I'll be performing with Sting on The Late Show with David Letterman (CBS), Thursday December 11 and on Live! with Kelly and Michael (ABC) on Friday morning, December 12 (which will air December 23) in addition to a late night small gig Thursday night after Letterman that is already sold out.
I'm not sure what else to say about this other than, holy crap I'm playing with Sting. I've been listening to The Police since I was 14 and continued to be a fan of Sting after he went solo. This one falls under bucket list.

More Metronome Madness

I got an email a couple of days ago from Lukas Kyska over at TheAspiringGuitarist.net. He let me know that he had referenced my metronome series How to Improve Your Groove in a new post he had written on how to practice with a metronome.

It's a great article with lots of information and video. If you're looking for more inspiration and ideas for your practice I recommend you check it out.

Vijay Iyer: Jazz in the 21st Century

A producer for a Public Radio show called Open Source sent this interview with Vijay Iyer over to me and it's absolutely worth your time.  

I first became aware of Vijay about three years ago through the podcast The Checkout (also worth your time).

This interview is notable if only for his discussion of the give and take of improvisors. Hope you enjoy it.


John McLaughlin Interivew

A reader who did this interview passed the video along to me and I'm only too happy to share it as I'm a big McLaughlin fan.

He has a lot to say about the state of the music industry and even reveals that he drove trucks and sold caviar in order to survive in the early days. It made me feel a little better about my day gigs in the past.

Top 10 Ways to Improve Everything Now

A friend turned me on to this great piece by guitarist and songwriter Bryan Baker called the Top 10 Ways to Improve Your Guitar Playing Now -- however I'm calling it the Top 10 Ways to Improve Everything Now.

I've been thinking about lot of these things lately but have never seen them articulated so well and with humor in one place. Though the piece is written with guitar players in mind, it is applicable to any instrument and I'd argue any discipline. Well done Bryan. It's a great and funny read, check it out.

Top 10 Ways to Improve Your Guitar Playing Now

This is Why You Keep Practicing

This has been making the rounds lately though this is the first I've seen of it in video-form.
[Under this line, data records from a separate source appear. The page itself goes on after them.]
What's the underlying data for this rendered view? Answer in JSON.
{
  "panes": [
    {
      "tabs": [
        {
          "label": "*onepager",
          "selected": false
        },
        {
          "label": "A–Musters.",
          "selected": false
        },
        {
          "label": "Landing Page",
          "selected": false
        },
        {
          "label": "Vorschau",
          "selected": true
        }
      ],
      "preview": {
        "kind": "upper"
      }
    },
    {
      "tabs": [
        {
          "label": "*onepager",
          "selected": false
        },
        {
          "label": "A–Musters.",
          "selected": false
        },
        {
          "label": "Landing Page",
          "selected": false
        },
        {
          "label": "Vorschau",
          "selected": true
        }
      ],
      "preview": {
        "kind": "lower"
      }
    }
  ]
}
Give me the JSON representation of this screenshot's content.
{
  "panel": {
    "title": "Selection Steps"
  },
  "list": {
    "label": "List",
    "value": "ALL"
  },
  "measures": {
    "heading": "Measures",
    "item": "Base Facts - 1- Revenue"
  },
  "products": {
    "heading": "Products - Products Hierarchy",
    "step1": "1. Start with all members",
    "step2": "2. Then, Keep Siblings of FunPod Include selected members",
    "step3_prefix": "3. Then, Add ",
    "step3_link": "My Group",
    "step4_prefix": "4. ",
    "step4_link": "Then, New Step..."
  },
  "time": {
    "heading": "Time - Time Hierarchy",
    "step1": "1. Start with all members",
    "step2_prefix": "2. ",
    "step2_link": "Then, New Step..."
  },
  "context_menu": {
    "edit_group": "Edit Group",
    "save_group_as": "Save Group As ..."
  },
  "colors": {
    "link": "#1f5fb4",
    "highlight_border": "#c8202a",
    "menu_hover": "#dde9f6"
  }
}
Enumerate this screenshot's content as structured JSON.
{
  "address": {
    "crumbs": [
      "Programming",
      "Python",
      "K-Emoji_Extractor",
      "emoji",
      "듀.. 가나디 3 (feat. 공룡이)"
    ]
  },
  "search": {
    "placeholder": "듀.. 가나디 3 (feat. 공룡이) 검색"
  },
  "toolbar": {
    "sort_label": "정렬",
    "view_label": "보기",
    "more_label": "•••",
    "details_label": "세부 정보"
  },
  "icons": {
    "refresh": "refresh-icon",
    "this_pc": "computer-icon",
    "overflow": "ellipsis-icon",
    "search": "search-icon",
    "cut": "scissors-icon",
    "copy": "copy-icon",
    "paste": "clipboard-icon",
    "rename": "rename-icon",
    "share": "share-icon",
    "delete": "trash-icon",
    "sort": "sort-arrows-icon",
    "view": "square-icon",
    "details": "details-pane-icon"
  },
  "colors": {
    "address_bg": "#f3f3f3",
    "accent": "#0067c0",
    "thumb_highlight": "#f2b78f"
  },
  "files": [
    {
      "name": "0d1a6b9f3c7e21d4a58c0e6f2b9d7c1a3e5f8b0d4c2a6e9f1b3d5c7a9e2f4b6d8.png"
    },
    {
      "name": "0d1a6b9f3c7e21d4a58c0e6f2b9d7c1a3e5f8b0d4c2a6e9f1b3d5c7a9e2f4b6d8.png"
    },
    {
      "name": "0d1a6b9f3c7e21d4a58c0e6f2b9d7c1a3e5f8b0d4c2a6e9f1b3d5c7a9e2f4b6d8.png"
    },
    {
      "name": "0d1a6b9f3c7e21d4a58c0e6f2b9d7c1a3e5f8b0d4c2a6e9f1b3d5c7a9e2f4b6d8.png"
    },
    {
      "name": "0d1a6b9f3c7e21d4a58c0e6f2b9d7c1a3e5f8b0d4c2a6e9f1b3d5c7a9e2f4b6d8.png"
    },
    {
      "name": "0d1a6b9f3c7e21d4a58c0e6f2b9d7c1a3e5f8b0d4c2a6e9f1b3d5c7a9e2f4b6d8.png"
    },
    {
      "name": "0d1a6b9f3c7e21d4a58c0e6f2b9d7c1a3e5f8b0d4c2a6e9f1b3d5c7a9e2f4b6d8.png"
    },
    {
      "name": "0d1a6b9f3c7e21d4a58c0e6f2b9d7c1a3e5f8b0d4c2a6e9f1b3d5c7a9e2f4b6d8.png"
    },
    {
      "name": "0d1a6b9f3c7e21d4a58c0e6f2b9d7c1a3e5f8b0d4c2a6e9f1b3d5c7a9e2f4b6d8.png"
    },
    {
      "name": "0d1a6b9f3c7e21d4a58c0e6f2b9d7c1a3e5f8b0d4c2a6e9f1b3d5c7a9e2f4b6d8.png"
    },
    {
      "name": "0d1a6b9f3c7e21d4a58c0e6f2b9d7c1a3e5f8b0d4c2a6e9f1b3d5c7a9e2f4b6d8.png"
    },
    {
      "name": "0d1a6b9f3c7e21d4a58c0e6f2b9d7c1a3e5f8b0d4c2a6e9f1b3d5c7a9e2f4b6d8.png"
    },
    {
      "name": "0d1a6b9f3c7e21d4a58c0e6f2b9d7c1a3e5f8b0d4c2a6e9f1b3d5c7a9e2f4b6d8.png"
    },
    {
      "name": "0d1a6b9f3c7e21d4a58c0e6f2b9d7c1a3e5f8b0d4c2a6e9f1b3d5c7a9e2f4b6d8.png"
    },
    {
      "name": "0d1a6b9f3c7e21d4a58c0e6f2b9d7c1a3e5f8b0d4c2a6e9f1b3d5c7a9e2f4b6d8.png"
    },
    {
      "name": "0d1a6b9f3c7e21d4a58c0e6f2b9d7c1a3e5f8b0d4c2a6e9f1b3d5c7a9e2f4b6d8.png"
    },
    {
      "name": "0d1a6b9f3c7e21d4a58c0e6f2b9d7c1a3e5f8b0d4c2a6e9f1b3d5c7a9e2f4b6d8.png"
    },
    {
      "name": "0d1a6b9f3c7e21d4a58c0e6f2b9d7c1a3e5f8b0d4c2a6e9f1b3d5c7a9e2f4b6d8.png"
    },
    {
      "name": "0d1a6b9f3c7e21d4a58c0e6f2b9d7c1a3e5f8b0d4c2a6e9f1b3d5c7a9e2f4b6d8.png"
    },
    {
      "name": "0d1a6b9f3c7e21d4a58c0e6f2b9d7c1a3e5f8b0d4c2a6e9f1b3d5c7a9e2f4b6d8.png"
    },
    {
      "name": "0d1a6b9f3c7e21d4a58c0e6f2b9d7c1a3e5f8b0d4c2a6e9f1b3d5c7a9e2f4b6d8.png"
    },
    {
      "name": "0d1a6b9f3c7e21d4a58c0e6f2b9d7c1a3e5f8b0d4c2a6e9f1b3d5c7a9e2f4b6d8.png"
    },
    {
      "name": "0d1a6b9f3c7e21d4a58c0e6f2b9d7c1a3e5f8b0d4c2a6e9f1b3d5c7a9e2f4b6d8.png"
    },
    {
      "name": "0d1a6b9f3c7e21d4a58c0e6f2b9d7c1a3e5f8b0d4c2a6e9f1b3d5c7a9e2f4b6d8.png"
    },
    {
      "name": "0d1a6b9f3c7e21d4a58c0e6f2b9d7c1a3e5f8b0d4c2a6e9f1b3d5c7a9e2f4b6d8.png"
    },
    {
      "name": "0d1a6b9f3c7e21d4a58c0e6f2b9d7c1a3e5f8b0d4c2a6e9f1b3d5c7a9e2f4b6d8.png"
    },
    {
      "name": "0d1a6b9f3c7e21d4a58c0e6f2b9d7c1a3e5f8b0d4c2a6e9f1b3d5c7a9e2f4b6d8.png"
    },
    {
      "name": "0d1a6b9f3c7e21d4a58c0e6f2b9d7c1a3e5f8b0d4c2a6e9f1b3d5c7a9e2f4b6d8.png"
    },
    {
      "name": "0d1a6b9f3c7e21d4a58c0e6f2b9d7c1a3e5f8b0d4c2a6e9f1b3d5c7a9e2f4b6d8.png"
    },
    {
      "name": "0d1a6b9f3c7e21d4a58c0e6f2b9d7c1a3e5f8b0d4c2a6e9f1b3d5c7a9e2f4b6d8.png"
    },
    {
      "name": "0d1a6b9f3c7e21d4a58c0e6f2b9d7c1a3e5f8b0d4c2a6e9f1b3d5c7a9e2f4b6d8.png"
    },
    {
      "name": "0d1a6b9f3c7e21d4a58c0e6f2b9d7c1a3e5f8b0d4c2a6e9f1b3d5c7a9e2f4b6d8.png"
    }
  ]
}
Absolutely worth watching if you haven't seen it, and watching again if you have.

Ira Glass of This American Life fame explains why you have to keep going, in any creative field. I'm not one big on inspirational quotes and what have you, but this is inspirational because it doesn't rely on hope or new-agey wishes, it relies on his actual experience.

Super short, give it a look.

For myself, I've been in the woodshed for the past three months working solely on Charlie Parker solos and trying to address some fundamental problems in my playing that have bothered me over the years.

I'll have a video up soon on addressing ii V's, both Major and Minor and the best way to practice them.